In addition to socializing with your peers in-person, you should also include social media platforms, such as LinkedIn, in your arsenal of networking tools. Joining online groups in your field, actively participating in discussions, and sharing valuable content with your connections is a great way to highlight your expertise, create a personal brand, and stay top of mind with your network.
Time Management Skills
From executing various research projects simultaneously to continually readjusting your strategy to correspond with experimental findings, being able to adapt to new situations requires flexibility and strong time management skills. For anyone holding a senior lab position, you have to balance overseeing day-to-day research while satisfying overarching objectives through the validation and elimination of certain hypotheses. Tactical planning allows you to streamline your workflow and maximize the hours available to you. With solid time management skills, you can expertly address setbacks by taking the steps necessary for getting a project back on track.

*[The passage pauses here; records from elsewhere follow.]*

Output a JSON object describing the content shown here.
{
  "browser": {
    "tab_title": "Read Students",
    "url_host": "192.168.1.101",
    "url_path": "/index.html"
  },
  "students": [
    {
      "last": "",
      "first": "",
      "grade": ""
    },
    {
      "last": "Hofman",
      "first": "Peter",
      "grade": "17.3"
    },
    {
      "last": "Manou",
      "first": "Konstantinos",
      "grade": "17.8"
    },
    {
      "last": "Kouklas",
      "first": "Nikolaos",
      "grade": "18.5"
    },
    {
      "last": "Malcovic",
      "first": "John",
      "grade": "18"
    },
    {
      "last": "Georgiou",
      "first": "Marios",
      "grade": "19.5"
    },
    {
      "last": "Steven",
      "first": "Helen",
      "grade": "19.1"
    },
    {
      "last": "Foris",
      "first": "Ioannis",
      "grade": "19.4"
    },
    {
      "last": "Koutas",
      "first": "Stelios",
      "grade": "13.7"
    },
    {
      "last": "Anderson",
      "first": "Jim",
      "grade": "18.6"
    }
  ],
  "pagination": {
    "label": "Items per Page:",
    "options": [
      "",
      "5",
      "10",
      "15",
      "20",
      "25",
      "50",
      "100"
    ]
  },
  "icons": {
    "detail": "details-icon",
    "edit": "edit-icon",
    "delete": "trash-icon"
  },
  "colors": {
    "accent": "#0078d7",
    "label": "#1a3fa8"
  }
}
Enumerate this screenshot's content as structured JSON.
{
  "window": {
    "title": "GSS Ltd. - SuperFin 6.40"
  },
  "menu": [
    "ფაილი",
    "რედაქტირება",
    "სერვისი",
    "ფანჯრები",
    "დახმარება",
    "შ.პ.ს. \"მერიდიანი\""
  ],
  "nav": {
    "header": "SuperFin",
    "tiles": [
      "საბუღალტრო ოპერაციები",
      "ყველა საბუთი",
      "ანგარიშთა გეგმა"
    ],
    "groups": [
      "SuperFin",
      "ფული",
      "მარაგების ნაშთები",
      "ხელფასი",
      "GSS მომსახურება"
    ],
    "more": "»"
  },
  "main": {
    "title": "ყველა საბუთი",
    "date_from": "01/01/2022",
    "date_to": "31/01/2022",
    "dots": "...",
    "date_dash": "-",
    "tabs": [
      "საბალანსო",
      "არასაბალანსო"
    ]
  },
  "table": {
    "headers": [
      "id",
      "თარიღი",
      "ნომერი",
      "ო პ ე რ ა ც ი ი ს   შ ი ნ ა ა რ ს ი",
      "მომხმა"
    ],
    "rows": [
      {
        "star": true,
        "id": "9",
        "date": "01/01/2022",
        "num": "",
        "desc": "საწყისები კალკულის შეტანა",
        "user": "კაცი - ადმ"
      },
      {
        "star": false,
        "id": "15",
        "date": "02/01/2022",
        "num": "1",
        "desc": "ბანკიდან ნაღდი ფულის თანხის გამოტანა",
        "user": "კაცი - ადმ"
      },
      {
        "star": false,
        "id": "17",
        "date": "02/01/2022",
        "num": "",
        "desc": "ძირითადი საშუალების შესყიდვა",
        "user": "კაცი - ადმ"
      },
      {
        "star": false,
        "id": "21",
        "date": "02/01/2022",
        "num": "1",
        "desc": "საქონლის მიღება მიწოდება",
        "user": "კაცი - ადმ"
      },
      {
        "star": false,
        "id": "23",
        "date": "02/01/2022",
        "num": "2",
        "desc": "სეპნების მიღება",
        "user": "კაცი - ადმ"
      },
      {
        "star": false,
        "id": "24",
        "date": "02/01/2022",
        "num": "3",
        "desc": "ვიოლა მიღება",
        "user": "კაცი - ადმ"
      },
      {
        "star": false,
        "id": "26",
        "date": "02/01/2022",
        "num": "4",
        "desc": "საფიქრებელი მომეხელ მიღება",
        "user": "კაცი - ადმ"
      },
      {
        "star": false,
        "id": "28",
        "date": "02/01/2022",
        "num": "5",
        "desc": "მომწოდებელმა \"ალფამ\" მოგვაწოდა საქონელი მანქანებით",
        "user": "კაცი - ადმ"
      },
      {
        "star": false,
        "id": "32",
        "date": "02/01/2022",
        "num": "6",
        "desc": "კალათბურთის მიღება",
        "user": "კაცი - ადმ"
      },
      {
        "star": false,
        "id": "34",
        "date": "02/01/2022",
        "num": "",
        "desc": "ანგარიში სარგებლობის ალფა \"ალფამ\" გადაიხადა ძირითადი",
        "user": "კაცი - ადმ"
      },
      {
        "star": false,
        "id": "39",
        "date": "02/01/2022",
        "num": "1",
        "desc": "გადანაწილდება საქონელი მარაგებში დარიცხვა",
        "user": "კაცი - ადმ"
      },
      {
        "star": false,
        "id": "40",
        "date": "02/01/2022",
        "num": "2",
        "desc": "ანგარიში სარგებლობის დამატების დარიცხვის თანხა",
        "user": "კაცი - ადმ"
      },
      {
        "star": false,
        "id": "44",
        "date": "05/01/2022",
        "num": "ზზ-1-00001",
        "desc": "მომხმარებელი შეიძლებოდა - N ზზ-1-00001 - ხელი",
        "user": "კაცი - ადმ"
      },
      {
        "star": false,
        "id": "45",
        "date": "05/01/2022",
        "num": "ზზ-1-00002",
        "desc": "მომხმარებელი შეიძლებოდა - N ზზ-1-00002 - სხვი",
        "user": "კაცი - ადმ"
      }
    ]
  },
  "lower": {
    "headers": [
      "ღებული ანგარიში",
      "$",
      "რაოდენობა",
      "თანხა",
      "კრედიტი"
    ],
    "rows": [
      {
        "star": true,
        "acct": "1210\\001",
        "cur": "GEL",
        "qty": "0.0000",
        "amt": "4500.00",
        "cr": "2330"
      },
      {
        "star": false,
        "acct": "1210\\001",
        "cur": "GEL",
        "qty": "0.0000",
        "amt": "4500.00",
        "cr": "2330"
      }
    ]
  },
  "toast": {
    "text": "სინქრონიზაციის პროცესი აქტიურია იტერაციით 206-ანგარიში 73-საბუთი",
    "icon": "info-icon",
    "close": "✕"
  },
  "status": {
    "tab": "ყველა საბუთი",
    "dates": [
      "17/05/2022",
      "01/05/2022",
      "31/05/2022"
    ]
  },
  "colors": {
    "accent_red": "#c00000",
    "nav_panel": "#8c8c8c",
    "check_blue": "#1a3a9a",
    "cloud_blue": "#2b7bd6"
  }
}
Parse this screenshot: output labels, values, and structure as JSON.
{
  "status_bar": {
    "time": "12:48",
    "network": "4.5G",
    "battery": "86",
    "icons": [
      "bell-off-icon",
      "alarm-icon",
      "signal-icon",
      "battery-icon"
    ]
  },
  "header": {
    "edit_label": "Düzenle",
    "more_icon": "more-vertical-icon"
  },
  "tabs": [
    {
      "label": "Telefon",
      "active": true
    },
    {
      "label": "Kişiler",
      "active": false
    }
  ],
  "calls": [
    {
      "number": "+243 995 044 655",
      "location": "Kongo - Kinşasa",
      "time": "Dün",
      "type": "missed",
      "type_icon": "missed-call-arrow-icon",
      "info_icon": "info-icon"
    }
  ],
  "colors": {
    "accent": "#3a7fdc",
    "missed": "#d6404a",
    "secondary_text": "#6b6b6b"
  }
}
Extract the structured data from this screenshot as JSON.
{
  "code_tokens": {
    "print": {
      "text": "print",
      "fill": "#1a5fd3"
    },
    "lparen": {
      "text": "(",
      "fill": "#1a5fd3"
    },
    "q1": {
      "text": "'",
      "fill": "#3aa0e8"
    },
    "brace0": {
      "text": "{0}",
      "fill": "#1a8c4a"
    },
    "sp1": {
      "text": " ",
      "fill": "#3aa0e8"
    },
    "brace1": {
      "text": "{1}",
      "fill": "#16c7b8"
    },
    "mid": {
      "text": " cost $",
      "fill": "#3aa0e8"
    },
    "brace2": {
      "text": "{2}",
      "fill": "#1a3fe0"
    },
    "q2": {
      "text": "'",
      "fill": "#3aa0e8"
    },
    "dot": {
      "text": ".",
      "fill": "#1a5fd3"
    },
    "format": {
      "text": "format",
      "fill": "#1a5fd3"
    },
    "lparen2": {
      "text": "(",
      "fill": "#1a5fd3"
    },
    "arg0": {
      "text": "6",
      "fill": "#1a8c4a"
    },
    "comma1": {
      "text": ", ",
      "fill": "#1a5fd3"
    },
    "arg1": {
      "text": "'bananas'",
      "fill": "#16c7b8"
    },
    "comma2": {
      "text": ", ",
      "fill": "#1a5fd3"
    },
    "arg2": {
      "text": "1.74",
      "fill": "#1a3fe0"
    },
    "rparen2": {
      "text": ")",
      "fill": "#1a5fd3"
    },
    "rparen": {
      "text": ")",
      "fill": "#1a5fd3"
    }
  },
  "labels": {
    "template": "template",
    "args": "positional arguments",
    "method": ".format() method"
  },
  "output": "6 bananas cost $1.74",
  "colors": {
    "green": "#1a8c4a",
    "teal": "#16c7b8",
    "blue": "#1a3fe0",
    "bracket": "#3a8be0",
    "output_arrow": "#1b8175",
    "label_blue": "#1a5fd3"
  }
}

There are many roadways you can travel down in the field of life sciences. Regardless of the path you choose, however, honing these skills will boost your marketability and give you a competitive advantage when applying for a promotion or new job.